= Directions =
From the first record to the last, write each one out again exactly.

= Source material =
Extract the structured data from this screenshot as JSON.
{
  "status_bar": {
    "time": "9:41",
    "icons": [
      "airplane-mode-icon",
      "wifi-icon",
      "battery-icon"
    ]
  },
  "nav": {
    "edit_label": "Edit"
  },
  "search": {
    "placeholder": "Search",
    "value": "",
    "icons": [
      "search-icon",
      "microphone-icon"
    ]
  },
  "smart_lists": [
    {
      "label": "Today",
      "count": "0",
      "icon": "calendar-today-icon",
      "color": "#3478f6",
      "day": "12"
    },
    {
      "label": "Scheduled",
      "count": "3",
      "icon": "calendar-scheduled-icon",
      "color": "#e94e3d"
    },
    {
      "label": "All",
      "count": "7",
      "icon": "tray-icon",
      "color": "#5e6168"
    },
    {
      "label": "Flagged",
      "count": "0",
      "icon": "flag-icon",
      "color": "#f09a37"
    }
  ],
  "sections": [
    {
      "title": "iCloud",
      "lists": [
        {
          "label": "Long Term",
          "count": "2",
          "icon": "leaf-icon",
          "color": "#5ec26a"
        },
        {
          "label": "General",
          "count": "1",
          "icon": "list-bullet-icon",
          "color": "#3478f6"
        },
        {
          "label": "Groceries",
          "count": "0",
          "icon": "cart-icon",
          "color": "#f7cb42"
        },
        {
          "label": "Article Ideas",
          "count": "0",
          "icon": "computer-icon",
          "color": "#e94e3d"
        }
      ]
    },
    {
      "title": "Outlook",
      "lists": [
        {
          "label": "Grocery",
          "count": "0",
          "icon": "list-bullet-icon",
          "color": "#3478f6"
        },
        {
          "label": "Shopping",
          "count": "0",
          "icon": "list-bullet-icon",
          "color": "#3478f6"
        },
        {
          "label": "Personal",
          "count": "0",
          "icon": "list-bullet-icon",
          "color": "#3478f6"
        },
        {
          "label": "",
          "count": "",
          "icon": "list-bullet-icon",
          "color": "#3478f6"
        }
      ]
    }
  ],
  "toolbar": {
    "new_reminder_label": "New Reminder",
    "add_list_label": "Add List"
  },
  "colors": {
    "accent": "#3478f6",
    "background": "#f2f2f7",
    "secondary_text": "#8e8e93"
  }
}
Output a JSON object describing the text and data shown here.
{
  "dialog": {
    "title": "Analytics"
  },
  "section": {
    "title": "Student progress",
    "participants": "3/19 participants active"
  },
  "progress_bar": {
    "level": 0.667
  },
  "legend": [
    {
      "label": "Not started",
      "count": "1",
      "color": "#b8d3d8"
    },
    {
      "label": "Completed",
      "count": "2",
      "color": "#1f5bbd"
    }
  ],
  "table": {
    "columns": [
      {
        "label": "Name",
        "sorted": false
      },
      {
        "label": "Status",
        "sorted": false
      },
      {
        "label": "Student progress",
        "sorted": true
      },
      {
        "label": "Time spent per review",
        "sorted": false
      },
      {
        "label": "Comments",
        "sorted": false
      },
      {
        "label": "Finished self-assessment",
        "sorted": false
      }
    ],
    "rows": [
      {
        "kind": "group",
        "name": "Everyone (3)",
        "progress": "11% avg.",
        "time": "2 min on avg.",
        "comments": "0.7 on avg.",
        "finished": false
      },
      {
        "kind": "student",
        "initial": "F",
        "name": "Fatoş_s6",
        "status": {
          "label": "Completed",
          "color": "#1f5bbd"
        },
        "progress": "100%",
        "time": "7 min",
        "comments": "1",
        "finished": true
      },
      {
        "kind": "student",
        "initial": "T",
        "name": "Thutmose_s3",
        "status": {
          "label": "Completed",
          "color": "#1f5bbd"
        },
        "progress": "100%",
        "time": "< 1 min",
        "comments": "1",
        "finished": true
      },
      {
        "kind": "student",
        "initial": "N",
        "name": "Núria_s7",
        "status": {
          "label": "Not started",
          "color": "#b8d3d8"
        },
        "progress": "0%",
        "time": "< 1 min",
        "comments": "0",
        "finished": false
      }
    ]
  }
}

= Response =
Extract the structured data from this screenshot as JSON.
{
  "status_bar": {
    "time": "9:41",
    "icons": [
      "airplane-mode-icon",
      "wifi-icon",
      "battery-icon"
    ]
  },
  "nav": {
    "edit_label": "Edit"
  },
  "search": {
    "placeholder": "Search",
    "value": "",
    "icons": [
      "search-icon",
      "microphone-icon"
    ]
  },
  "smart_lists": [
    {
      "label": "Today",
      "count": "0",
      "icon": "calendar-today-icon",
      "color": "#3478f6",
      "day": "12"
    },
    {
      "label": "Scheduled",
      "count": "3",
      "icon": "calendar-scheduled-icon",
      "color": "#e94e3d"
    },
    {
      "label": "All",
      "count": "7",
      "icon": "tray-icon",
      "color": "#5e6168"
    },
    {
      "label": "Flagged",
      "count": "0",
      "icon": "flag-icon",
      "color": "#f09a37"
    }
  ],
  "sections": [
    {
      "title": "iCloud",
      "lists": [
        {
          "label": "Long Term",
          "count": "2",
          "icon": "leaf-icon",
          "color": "#5ec26a"
        },
        {
          "label": "General",
          "count": "1",
          "icon": "list-bullet-icon",
          "color": "#3478f6"
        },
        {
          "label": "Groceries",
          "count": "0",
          "icon": "cart-icon",
          "color": "#f7cb42"
        },
        {
          "label": "Article Ideas",
          "count": "0",
          "icon": "computer-icon",
          "color": "#e94e3d"
        }
      ]
    },
    {
      "title": "Outlook",
      "lists": [
        {
          "label": "Grocery",
          "count": "0",
          "icon": "list-bullet-icon",
          "color": "#3478f6"
        },
        {
          "label": "Shopping",
          "count": "0",
          "icon": "list-bullet-icon",
          "color": "#3478f6"
        },
        {
          "label": "Personal",
          "count": "0",
          "icon": "list-bullet-icon",
          "color": "#3478f6"
        },
        {
          "label": "",
          "count": "",
          "icon": "list-bullet-icon",
          "color": "#3478f6"
        }
      ]
    }
  ],
  "toolbar": {
    "new_reminder_label": "New Reminder",
    "add_list_label": "Add List"
  },
  "colors": {
    "accent": "#3478f6",
    "background": "#f2f2f7",
    "secondary_text": "#8e8e93"
  }
}
Output a JSON object describing the text and data shown here.
{
  "dialog": {
    "title": "Analytics"
  },
  "section": {
    "title": "Student progress",
    "participants": "3/19 participants active"
  },
  "progress_bar": {
    "level": 0.667
  },
  "legend": [
    {
      "label": "Not started",
      "count": "1",
      "color": "#b8d3d8"
    },
    {
      "label": "Completed",
      "count": "2",
      "color": "#1f5bbd"
    }
  ],
  "table": {
    "columns": [
      {
        "label": "Name",
        "sorted": false
      },
      {
        "label": "Status",
        "sorted": false
      },
      {
        "label": "Student progress",
        "sorted": true
      },
      {
        "label": "Time spent per review",
        "sorted": false
      },
      {
        "label": "Comments",
        "sorted": false
      },
      {
        "label": "Finished self-assessment",
        "sorted": false
      }
    ],
    "rows": [
      {
        "kind": "group",
        "name": "Everyone (3)",
        "progress": "11% avg.",
        "time": "2 min on avg.",
        "comments": "0.7 on avg.",
        "finished": false
      },
      {
        "kind": "student",
        "initial": "F",
        "name": "Fatoş_s6",
        "status": {
          "label": "Completed",
          "color": "#1f5bbd"
        },
        "progress": "100%",
        "time": "7 min",
        "comments": "1",
        "finished": true
      },
      {
        "kind": "student",
        "initial": "T",
        "name": "Thutmose_s3",
        "status": {
          "label": "Completed",
          "color": "#1f5bbd"
        },
        "progress": "100%",
        "time": "< 1 min",
        "comments": "1",
        "finished": true
      },
      {
        "kind": "student",
        "initial": "N",
        "name": "Núria_s7",
        "status": {
          "label": "Not started",
          "color": "#b8d3d8"
        },
        "progress": "0%",
        "time": "< 1 min",
        "comments": "0",
        "finished": false
      }
    ]
  }
}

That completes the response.